In catch-up chats over great food and drink with new and older colleagues, therefore, I was a little taken aback (and disheartened) to hear articulations of a familiar and (I thought) historical, protectionist, binary tension – the ‘l/i’ identity conflict – otherwise framed as “are you in an L or an i-school” debate. At its best, membership and groupness encourage identity thinking – who am I and where do I belong? Who are my associates? What ideas do I stand for? How do I circulate in the world? At its less inspiring, belonging can manifest dogma, prejudice, and aversions to meta-theoretical and/or heteregeneous complexities, positioned comfortably from the balcony of its often crowded glass house.
One part of my identity as a newer i-scholar and academic remains strongly associated with “l” – with library and librarian – these are among my immaterialities which tell my intellectual (and personal) life story. They are also among my materiality in my DNA; I embody these ideas. But I am also everything that I understand to be ‘i’ – I embrace and nourish my i-ness. Thus I firmly reject this tension of belonging, notwithstanding how any organizing structures and resources are rationed.
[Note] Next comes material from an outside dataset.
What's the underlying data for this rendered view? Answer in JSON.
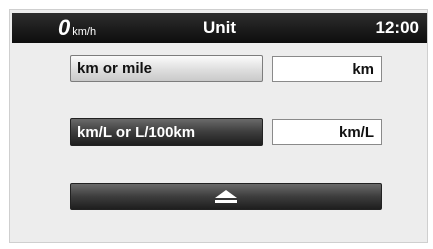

A library is but one of the more established information spaces, a librarian is one hologram among the republic of i-peoples. I steward librarianship. I follow all informations.
Today I see a wonderful ‘public’ of academic and professional information peoples circulating in my day-to-day world, a public with ‘members’ who carry the information proposition in their DNA and who fold information/informing ideas into their social and intellectual lives every day. Information-informing-instantiating-identity – I am … I belong – yes, the “i’s” have it!
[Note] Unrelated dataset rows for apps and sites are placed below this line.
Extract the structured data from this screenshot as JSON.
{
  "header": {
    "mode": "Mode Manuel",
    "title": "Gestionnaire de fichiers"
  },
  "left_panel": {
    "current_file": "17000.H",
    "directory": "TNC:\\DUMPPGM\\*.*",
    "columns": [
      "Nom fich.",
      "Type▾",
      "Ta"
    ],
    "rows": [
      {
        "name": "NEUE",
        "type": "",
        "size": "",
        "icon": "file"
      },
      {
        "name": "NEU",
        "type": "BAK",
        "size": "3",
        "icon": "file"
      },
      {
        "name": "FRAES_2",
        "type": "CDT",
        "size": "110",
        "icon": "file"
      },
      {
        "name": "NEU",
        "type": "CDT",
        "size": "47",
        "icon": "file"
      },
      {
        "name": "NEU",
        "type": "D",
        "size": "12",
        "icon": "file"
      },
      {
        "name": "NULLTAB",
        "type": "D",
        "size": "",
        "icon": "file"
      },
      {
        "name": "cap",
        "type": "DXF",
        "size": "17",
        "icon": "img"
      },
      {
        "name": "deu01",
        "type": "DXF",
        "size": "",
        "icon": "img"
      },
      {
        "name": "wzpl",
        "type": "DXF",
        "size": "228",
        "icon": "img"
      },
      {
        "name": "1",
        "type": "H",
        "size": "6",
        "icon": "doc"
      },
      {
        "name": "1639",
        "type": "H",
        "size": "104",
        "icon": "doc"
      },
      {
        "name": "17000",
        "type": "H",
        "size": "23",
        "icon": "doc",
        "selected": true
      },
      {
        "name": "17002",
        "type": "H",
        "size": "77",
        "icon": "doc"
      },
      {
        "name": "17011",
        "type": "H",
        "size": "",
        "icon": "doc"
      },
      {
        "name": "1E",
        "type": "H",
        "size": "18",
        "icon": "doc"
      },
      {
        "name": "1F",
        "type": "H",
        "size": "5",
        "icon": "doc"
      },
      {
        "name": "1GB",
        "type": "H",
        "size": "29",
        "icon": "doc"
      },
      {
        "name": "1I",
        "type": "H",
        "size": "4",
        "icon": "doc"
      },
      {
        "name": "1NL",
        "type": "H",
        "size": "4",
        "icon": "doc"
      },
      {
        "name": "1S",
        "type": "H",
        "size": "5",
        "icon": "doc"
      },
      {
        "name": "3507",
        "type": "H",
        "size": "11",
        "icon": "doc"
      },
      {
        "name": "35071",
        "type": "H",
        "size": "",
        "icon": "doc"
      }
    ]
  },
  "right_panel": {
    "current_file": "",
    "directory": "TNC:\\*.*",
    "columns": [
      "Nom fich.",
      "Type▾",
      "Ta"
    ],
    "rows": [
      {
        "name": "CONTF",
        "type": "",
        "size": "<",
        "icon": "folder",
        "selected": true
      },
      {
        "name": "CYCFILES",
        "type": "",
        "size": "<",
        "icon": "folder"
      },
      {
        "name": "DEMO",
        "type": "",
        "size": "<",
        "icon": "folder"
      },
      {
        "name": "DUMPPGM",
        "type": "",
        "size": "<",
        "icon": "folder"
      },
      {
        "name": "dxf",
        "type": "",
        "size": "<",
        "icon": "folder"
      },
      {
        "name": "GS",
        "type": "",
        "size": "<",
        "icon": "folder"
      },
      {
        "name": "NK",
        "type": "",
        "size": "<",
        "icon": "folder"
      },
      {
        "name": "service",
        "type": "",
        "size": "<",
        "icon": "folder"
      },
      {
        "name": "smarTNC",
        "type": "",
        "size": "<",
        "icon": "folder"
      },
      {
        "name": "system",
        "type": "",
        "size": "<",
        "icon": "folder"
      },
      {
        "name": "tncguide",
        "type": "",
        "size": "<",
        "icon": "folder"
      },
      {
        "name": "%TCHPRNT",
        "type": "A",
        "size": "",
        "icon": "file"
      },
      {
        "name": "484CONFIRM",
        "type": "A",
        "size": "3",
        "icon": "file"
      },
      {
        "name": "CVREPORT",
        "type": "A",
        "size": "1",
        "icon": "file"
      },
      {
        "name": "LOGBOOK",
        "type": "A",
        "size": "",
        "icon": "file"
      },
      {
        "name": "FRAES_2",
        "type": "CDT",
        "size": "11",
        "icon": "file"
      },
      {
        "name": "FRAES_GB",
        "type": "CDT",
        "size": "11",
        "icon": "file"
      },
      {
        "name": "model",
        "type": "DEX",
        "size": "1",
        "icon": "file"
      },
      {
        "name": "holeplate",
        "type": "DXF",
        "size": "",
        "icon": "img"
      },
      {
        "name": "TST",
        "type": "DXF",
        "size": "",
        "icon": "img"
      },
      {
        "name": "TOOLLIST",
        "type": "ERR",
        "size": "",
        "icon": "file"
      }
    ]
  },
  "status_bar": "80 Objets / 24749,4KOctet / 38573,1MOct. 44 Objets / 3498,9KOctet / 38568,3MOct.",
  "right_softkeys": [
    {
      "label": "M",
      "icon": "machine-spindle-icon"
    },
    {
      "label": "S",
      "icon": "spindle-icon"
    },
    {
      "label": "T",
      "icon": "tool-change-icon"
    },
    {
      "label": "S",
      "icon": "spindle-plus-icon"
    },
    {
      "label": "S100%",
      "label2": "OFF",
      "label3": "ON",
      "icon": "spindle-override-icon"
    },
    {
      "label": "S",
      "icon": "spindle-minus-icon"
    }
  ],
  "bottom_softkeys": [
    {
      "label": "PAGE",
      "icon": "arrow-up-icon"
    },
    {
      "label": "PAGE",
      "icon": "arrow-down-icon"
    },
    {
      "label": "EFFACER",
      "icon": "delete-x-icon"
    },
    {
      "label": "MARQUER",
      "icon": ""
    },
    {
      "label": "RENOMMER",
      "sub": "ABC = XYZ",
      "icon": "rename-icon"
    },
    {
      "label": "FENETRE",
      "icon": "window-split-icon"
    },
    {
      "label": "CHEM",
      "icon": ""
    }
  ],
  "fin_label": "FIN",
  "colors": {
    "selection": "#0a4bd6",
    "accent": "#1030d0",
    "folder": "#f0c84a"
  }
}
[Mary Cavanagh is a member of an i-department startup at the University of Ottawa]